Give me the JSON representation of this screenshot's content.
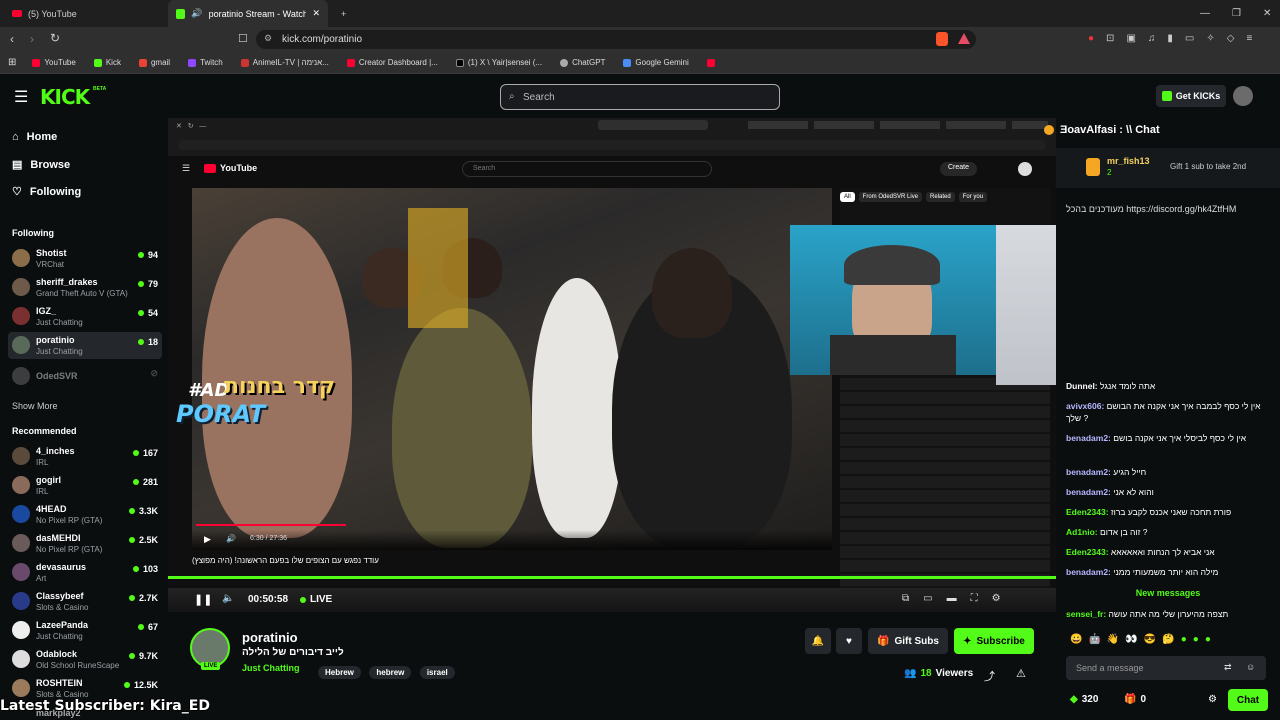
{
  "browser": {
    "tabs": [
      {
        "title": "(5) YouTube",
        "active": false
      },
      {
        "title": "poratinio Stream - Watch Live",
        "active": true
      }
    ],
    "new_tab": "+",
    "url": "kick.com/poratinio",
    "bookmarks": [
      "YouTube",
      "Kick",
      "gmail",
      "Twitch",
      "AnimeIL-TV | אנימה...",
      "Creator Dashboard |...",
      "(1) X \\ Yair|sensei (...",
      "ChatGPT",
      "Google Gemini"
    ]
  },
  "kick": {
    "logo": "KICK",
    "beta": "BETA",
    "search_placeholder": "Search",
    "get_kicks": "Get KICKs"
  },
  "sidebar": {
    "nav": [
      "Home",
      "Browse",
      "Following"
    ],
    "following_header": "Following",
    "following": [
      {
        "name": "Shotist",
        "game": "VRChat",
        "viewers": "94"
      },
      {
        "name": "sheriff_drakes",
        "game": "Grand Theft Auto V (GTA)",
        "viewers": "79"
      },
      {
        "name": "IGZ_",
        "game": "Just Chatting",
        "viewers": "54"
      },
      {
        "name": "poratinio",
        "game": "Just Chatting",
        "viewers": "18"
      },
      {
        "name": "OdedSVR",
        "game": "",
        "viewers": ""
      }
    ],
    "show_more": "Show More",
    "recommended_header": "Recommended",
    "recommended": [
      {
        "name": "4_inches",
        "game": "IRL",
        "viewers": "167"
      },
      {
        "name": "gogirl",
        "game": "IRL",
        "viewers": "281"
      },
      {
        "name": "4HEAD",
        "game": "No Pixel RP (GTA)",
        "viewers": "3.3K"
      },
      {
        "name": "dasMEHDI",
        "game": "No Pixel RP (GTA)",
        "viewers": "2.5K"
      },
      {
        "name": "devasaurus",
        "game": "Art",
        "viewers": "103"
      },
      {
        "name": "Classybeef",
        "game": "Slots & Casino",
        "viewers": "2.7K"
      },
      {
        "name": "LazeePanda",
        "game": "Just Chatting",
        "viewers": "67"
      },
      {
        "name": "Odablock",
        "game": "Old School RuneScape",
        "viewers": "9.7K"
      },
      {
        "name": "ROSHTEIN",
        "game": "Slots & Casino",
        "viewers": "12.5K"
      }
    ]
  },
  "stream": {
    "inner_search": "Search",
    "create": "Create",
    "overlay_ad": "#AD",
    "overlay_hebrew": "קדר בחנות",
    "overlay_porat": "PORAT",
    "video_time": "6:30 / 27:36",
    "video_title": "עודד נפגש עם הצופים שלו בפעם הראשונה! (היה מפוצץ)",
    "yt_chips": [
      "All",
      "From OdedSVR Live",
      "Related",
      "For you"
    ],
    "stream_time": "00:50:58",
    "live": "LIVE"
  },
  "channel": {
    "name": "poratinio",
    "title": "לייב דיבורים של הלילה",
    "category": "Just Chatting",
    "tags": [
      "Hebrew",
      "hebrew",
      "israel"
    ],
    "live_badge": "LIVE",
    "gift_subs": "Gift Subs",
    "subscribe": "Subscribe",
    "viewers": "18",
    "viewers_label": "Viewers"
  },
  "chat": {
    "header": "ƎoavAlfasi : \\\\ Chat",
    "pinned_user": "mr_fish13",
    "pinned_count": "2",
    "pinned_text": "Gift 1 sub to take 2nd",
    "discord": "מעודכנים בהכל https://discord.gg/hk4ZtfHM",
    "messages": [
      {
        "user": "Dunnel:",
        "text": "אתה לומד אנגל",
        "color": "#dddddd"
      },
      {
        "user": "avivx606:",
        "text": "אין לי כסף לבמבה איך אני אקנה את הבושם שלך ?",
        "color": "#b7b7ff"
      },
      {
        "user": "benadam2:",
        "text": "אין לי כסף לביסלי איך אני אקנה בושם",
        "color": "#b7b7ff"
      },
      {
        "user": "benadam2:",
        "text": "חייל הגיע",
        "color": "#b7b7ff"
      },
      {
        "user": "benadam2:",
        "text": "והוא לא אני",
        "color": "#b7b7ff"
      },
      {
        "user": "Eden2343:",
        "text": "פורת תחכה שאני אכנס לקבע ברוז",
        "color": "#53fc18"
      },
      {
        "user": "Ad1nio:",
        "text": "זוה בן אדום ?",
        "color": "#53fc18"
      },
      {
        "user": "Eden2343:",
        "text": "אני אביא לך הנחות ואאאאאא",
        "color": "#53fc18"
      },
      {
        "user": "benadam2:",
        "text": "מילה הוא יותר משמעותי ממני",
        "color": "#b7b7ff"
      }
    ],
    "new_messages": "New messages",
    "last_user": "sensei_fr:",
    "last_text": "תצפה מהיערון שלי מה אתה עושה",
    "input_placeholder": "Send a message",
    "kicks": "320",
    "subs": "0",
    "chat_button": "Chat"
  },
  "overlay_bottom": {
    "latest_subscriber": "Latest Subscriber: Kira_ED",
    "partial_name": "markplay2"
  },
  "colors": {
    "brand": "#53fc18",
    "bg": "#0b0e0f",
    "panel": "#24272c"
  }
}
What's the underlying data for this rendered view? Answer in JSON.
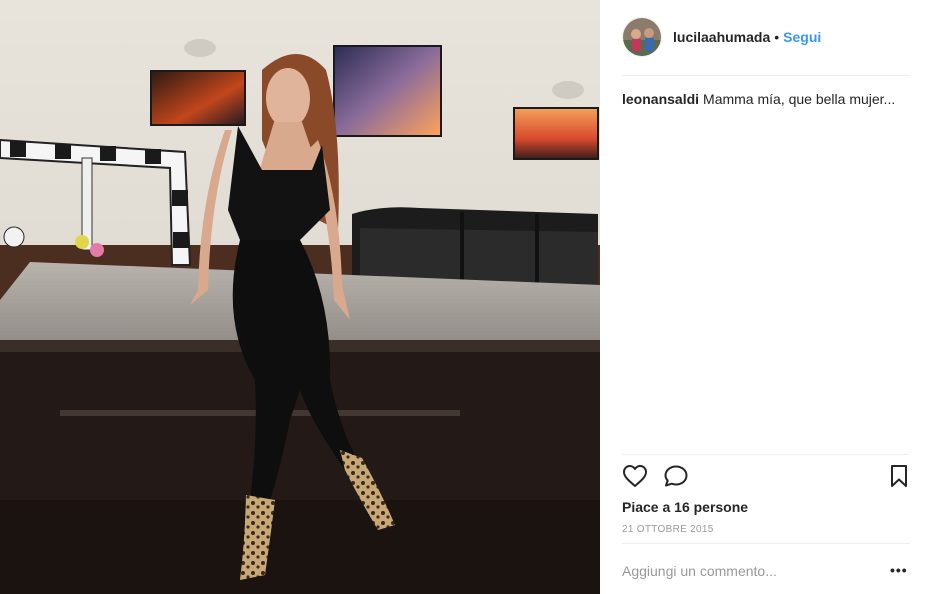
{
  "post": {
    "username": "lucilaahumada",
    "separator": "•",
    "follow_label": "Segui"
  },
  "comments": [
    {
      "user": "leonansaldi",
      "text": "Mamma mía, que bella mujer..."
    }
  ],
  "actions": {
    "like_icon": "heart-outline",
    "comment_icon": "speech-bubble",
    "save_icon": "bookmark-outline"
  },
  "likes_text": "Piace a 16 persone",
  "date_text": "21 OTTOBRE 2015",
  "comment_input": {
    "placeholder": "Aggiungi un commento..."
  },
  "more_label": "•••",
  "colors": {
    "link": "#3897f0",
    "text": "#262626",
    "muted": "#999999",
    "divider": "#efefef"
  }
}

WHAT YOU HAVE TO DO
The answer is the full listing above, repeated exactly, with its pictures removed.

WRITTEN RESPONSE
Give me the JSON representation of this screenshot's content.
{
  "browser": {
    "tabs": [
      {
        "title": "(5) YouTube",
        "active": false
      },
      {
        "title": "poratinio Stream - Watch Live",
        "active": true
      }
    ],
    "new_tab": "+",
    "url": "kick.com/poratinio",
    "bookmarks": [
      "YouTube",
      "Kick",
      "gmail",
      "Twitch",
      "AnimeIL-TV | אנימה...",
      "Creator Dashboard |...",
      "(1) X \\ Yair|sensei (...",
      "ChatGPT",
      "Google Gemini"
    ]
  },
  "kick": {
    "logo": "KICK",
    "beta": "BETA",
    "search_placeholder": "Search",
    "get_kicks": "Get KICKs"
  },
  "sidebar": {
    "nav": [
      "Home",
      "Browse",
      "Following"
    ],
    "following_header": "Following",
    "following": [
      {
        "name": "Shotist",
        "game": "VRChat",
        "viewers": "94"
      },
      {
        "name": "sheriff_drakes",
        "game": "Grand Theft Auto V (GTA)",
        "viewers": "79"
      },
      {
        "name": "IGZ_",
        "game": "Just Chatting",
        "viewers": "54"
      },
      {
        "name": "poratinio",
        "game": "Just Chatting",
        "viewers": "18"
      },
      {
        "name": "OdedSVR",
        "game": "",
        "viewers": ""
      }
    ],
    "show_more": "Show More",
    "recommended_header": "Recommended",
    "recommended": [
      {
        "name": "4_inches",
        "game": "IRL",
        "viewers": "167"
      },
      {
        "name": "gogirl",
        "game": "IRL",
        "viewers": "281"
      },
      {
        "name": "4HEAD",
        "game": "No Pixel RP (GTA)",
        "viewers": "3.3K"
      },
      {
        "name": "dasMEHDI",
        "game": "No Pixel RP (GTA)",
        "viewers": "2.5K"
      },
      {
        "name": "devasaurus",
        "game": "Art",
        "viewers": "103"
      },
      {
        "name": "Classybeef",
        "game": "Slots & Casino",
        "viewers": "2.7K"
      },
      {
        "name": "LazeePanda",
        "game": "Just Chatting",
        "viewers": "67"
      },
      {
        "name": "Odablock",
        "game": "Old School RuneScape",
        "viewers": "9.7K"
      },
      {
        "name": "ROSHTEIN",
        "game": "Slots & Casino",
        "viewers": "12.5K"
      }
    ]
  },
  "stream": {
    "inner_search": "Search",
    "create": "Create",
    "overlay_ad": "#AD",
    "overlay_hebrew": "קדר בחנות",
    "overlay_porat": "PORAT",
    "video_time": "6:30 / 27:36",
    "video_title": "עודד נפגש עם הצופים שלו בפעם הראשונה! (היה מפוצץ)",
    "yt_chips": [
      "All",
      "From OdedSVR Live",
      "Related",
      "For you"
    ],
    "stream_time": "00:50:58",
    "live": "LIVE"
  },
  "channel": {
    "name": "poratinio",
    "title": "לייב דיבורים של הלילה",
    "category": "Just Chatting",
    "tags": [
      "Hebrew",
      "hebrew",
      "israel"
    ],
    "live_badge": "LIVE",
    "gift_subs": "Gift Subs",
    "subscribe": "Subscribe",
    "viewers": "18",
    "viewers_label": "Viewers"
  },
  "chat": {
    "header": "ƎoavAlfasi : \\\\ Chat",
    "pinned_user": "mr_fish13",
    "pinned_count": "2",
    "pinned_text": "Gift 1 sub to take 2nd",
    "discord": "מעודכנים בהכל https://discord.gg/hk4ZtfHM",
    "messages": [
      {
        "user": "Dunnel:",
        "text": "אתה לומד אנגל",
        "color": "#dddddd"
      },
      {
        "user": "avivx606:",
        "text": "אין לי כסף לבמבה איך אני אקנה את הבושם שלך ?",
        "color": "#b7b7ff"
      },
      {
        "user": "benadam2:",
        "text": "אין לי כסף לביסלי איך אני אקנה בושם",
        "color": "#b7b7ff"
      },
      {
        "user": "benadam2:",
        "text": "חייל הגיע",
        "color": "#b7b7ff"
      },
      {
        "user": "benadam2:",
        "text": "והוא לא אני",
        "color": "#b7b7ff"
      },
      {
        "user": "Eden2343:",
        "text": "פורת תחכה שאני אכנס לקבע ברוז",
        "color": "#53fc18"
      },
      {
        "user": "Ad1nio:",
        "text": "זוה בן אדום ?",
        "color": "#53fc18"
      },
      {
        "user": "Eden2343:",
        "text": "אני אביא לך הנחות ואאאאאא",
        "color": "#53fc18"
      },
      {
        "user": "benadam2:",
        "text": "מילה הוא יותר משמעותי ממני",
        "color": "#b7b7ff"
      }
    ],
    "new_messages": "New messages",
    "last_user": "sensei_fr:",
    "last_text": "תצפה מהיערון שלי מה אתה עושה",
    "input_placeholder": "Send a message",
    "kicks": "320",
    "subs": "0",
    "chat_button": "Chat"
  },
  "overlay_bottom": {
    "latest_subscriber": "Latest Subscriber: Kira_ED",
    "partial_name": "markplay2"
  },
  "colors": {
    "brand": "#53fc18",
    "bg": "#0b0e0f",
    "panel": "#24272c"
  }
}
What's the underlying data for this rendered view? Answer in JSON.
{
  "post": {
    "username": "lucilaahumada",
    "separator": "•",
    "follow_label": "Segui"
  },
  "comments": [
    {
      "user": "leonansaldi",
      "text": "Mamma mía, que bella mujer..."
    }
  ],
  "actions": {
    "like_icon": "heart-outline",
    "comment_icon": "speech-bubble",
    "save_icon": "bookmark-outline"
  },
  "likes_text": "Piace a 16 persone",
  "date_text": "21 OTTOBRE 2015",
  "comment_input": {
    "placeholder": "Aggiungi un commento..."
  },
  "more_label": "•••",
  "colors": {
    "link": "#3897f0",
    "text": "#262626",
    "muted": "#999999",
    "divider": "#efefef"
  }
}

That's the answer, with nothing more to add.